CMLS Legal Section Council: Revisiting DMCA Safe Harbor After The Final Rule
Monday, July 10, 2017
Much has been written about the Digital Millennium Copyright Act, and the Safe Harbor it provides from financial liability for copyright infringement of certain content posted to a website. As most know, the Safe Harbor can provide benefits to MLSs and their brokers.
Interim Rules, issued under the DMCA, provided for a manual filing system that allowed “online service providers” to file a single Designation and list "alternative names" on that single Designation. Some MLSs relied on the Interim Rules to file a single Designation listing all of its broker members as “alternate names” and listing the MLS as the “Designated Agent” for receipt of infringement claims.
Brokerage firms would often file separately and list all of their various websites and agent websites on a single Designation. Although the manual system was cumbersome, it was reasonably cost effective and provided for a one time filing with additional fees only being charged when new alternate names were added.
The Final Rule, adopted effective Dec. 1, 2016, was primarily intended to implement a new electronic system. It is a new system will make the filing process significantly easier and more efficient. However, the Final Rule also raises uncertainty as to application of the Safe Harbor to the real estate industry and the cost effectiveness of the Safe Harbor.

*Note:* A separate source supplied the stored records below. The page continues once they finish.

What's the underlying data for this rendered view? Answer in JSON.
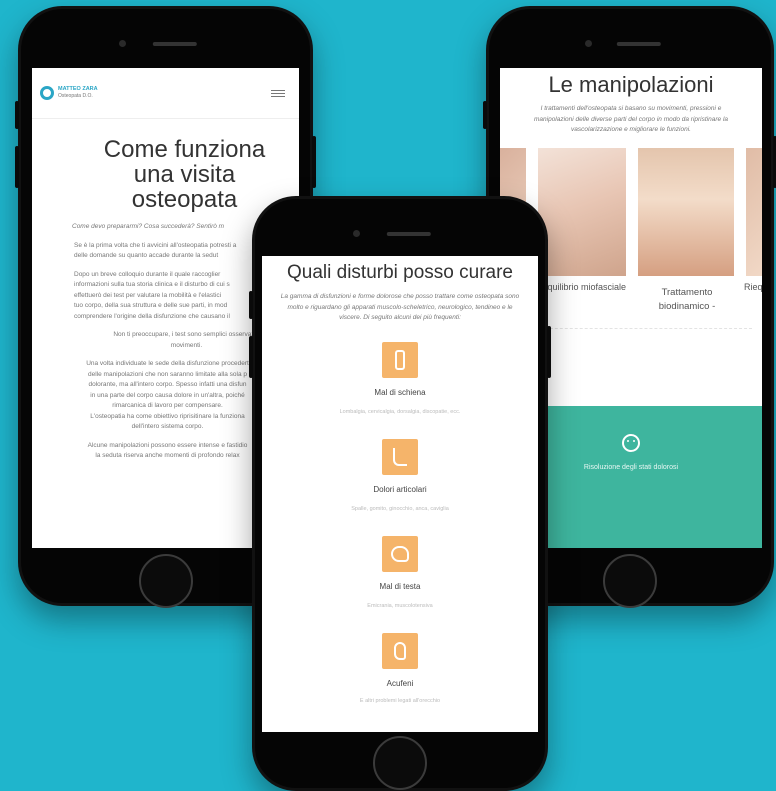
{
  "left_phone": {
    "logo_name": "MATTEO ZARA",
    "logo_sub": "Osteopata D.O.",
    "title_lines": [
      "Come funziona",
      "una visita",
      "osteopata"
    ],
    "intro_question": "Come devo prepararmi? Cosa succederà? Sentirò m",
    "para1": [
      "Se è la prima volta che ti avvicini all'osteopatia potresti a",
      "delle domande su quanto accade durante la sedut"
    ],
    "para2": [
      "Dopo un breve colloquio durante il quale raccoglier",
      "informazioni sulla tua storia clinica e il disturbo di cui s",
      "effettuerò dei test per valutare la mobilità e l'elastici",
      "tuo corpo, della sua struttura e delle sue parti, in mod",
      "comprendere l'origine della disfunzione che causano il"
    ],
    "para3": [
      "Non ti preoccupare, i test sono semplici osservazio",
      "movimenti."
    ],
    "para4": [
      "Una volta individuate le sede della disfunzione procedert",
      "delle manipolazioni che non saranno limitate alla sola p",
      "dolorante, ma all'intero corpo. Spesso infatti una disfun",
      "in una parte del corpo causa dolore in un'altra, poiché",
      "rimarcanica di lavoro per compensare.",
      "L'osteopatia ha come obiettivo riprisitinare la funziona",
      "dell'intero sistema corpo."
    ],
    "para5": [
      "Alcune manipolazioni possono essere intense e fastidio",
      "la seduta riserva anche momenti di profondo relax"
    ]
  },
  "right_phone": {
    "title": "Le manipolazioni",
    "subtitle": "I trattamenti dell'osteopata si basano su movimenti, pressioni e manipolazioni delle diverse parti del corpo in modo da ripristinare la vascolarizzazione e migliorare le funzioni.",
    "card_labels": [
      "Riequilibrio miofasciale",
      "Trattamento biodinamico -",
      "Riequ"
    ],
    "teal_item": "Risoluzione degli stati dolorosi",
    "colors": {
      "teal": "#3eb59e"
    }
  },
  "center_phone": {
    "title": "Quali disturbi posso curare",
    "intro": "La gamma di disfunzioni e forme dolorose che posso trattare come osteopata sono molto e riguardano gli apparati muscolo-scheletrico, neurologico, tendineo e le viscere. Di seguito alcuni dei più frequenti:",
    "items": [
      {
        "icon": "spine-icon",
        "label": "Mal di schiena",
        "desc": "Lombalgia, cervicalgia, dorsalgia, discopatie, ecc."
      },
      {
        "icon": "foot-icon",
        "label": "Dolori articolari",
        "desc": "Spalle, gomito, ginocchio, anca, caviglia"
      },
      {
        "icon": "head-icon",
        "label": "Mal di testa",
        "desc": "Emicrania, muscolotensiva"
      },
      {
        "icon": "ear-icon",
        "label": "Acufeni",
        "desc": "E altri problemi legati all'orecchio"
      }
    ],
    "colors": {
      "accent": "#f5b46a"
    }
  }
}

First, the Final Rule states that “separate legal entities” are not considered "alternate names" that can be filed on a single Designation. This could significantly impact the cost to an MLS or Broker by requiring them to complete numerous Designation forms (and in the case of MLSs possibly thousands of forms) where previously only one designation was filed. Although the Final Rule does significantly reduce the cost of filing a Designation to $6 (including unlimited alternate names), each Designation must be renewed every 3 years.
Moreover, the Final Rule provides for a phase out of the manual system, which will require any Designations filed under the prior Interim Rules to re-register before December 31, 2017. Failure to re-register during this transition period will result in the loss of the Safe Harbor.
The National Association of REALTORS (NAR) has noted the importance and benefits of the Safe Harbor to the real estate brokerage industry in a letter to the U.S. Copyright Office dated Feb. 21, 2017.
Although supportive of the electronic filing system, NAR points out several concerns regarding the Final Rule, including the additional cost of filing multiple applications for real estate brokers and professionals that are separate legal entities. As of June 2017, the Copyright Office had not responded to NAR’s letter and it is unlikely that any requested clarification can or will be provided by the end of the transition period on Dec. 31, 2017.
Although the DMCA Safe Harbor remains a valuable tool for limiting potential copyright infringement liability, questions remain as to the most cost effective and proper way that MLSs and real estate brokers can comply with the Safe Harbor. MLSs are encouraged to consult with their legal counsel to address the requirements for filing and re-registration of interim filings and how they can educate and assist their broker members in complying with the DMCA Safe Harbor.
This article was by submitted as a special collaborative effort on behalf of the CMLS Legal Section Council.